• What is being asked:
Each entry below must be repeated word for word.

• Given information:
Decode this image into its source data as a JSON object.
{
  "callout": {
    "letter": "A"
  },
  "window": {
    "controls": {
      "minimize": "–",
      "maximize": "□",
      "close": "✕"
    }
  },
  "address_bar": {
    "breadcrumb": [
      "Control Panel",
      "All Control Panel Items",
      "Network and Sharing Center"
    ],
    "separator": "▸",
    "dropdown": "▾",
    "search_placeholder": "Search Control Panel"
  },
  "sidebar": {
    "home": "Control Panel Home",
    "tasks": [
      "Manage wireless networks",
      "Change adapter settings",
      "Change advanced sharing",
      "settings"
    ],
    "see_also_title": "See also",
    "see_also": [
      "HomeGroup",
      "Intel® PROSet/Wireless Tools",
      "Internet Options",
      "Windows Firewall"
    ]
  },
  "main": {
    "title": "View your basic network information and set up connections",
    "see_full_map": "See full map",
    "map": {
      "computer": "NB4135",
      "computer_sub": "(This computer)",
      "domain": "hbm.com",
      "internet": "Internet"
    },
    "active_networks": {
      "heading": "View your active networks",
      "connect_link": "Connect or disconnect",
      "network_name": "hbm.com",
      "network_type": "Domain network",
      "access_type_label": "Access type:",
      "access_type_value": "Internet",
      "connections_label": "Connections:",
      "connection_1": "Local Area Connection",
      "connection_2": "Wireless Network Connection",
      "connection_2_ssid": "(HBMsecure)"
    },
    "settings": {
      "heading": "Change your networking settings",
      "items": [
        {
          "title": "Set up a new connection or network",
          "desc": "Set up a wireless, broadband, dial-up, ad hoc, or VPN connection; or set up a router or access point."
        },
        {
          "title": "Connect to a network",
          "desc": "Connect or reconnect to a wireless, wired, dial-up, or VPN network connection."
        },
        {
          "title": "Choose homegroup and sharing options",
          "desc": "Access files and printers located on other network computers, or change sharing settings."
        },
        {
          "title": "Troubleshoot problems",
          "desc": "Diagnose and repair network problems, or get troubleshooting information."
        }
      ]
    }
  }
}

• Reply:
Decode this image into its source data as a JSON object.
{
  "callout": {
    "letter": "A"
  },
  "window": {
    "controls": {
      "minimize": "–",
      "maximize": "□",
      "close": "✕"
    }
  },
  "address_bar": {
    "breadcrumb": [
      "Control Panel",
      "All Control Panel Items",
      "Network and Sharing Center"
    ],
    "separator": "▸",
    "dropdown": "▾",
    "search_placeholder": "Search Control Panel"
  },
  "sidebar": {
    "home": "Control Panel Home",
    "tasks": [
      "Manage wireless networks",
      "Change adapter settings",
      "Change advanced sharing",
      "settings"
    ],
    "see_also_title": "See also",
    "see_also": [
      "HomeGroup",
      "Intel® PROSet/Wireless Tools",
      "Internet Options",
      "Windows Firewall"
    ]
  },
  "main": {
    "title": "View your basic network information and set up connections",
    "see_full_map": "See full map",
    "map": {
      "computer": "NB4135",
      "computer_sub": "(This computer)",
      "domain": "hbm.com",
      "internet": "Internet"
    },
    "active_networks": {
      "heading": "View your active networks",
      "connect_link": "Connect or disconnect",
      "network_name": "hbm.com",
      "network_type": "Domain network",
      "access_type_label": "Access type:",
      "access_type_value": "Internet",
      "connections_label": "Connections:",
      "connection_1": "Local Area Connection",
      "connection_2": "Wireless Network Connection",
      "connection_2_ssid": "(HBMsecure)"
    },
    "settings": {
      "heading": "Change your networking settings",
      "items": [
        {
          "title": "Set up a new connection or network",
          "desc": "Set up a wireless, broadband, dial-up, ad hoc, or VPN connection; or set up a router or access point."
        },
        {
          "title": "Connect to a network",
          "desc": "Connect or reconnect to a wireless, wired, dial-up, or VPN network connection."
        },
        {
          "title": "Choose homegroup and sharing options",
          "desc": "Access files and printers located on other network computers, or change sharing settings."
        },
        {
          "title": "Troubleshoot problems",
          "desc": "Diagnose and repair network problems, or get troubleshooting information."
        }
      ]
    }
  }
}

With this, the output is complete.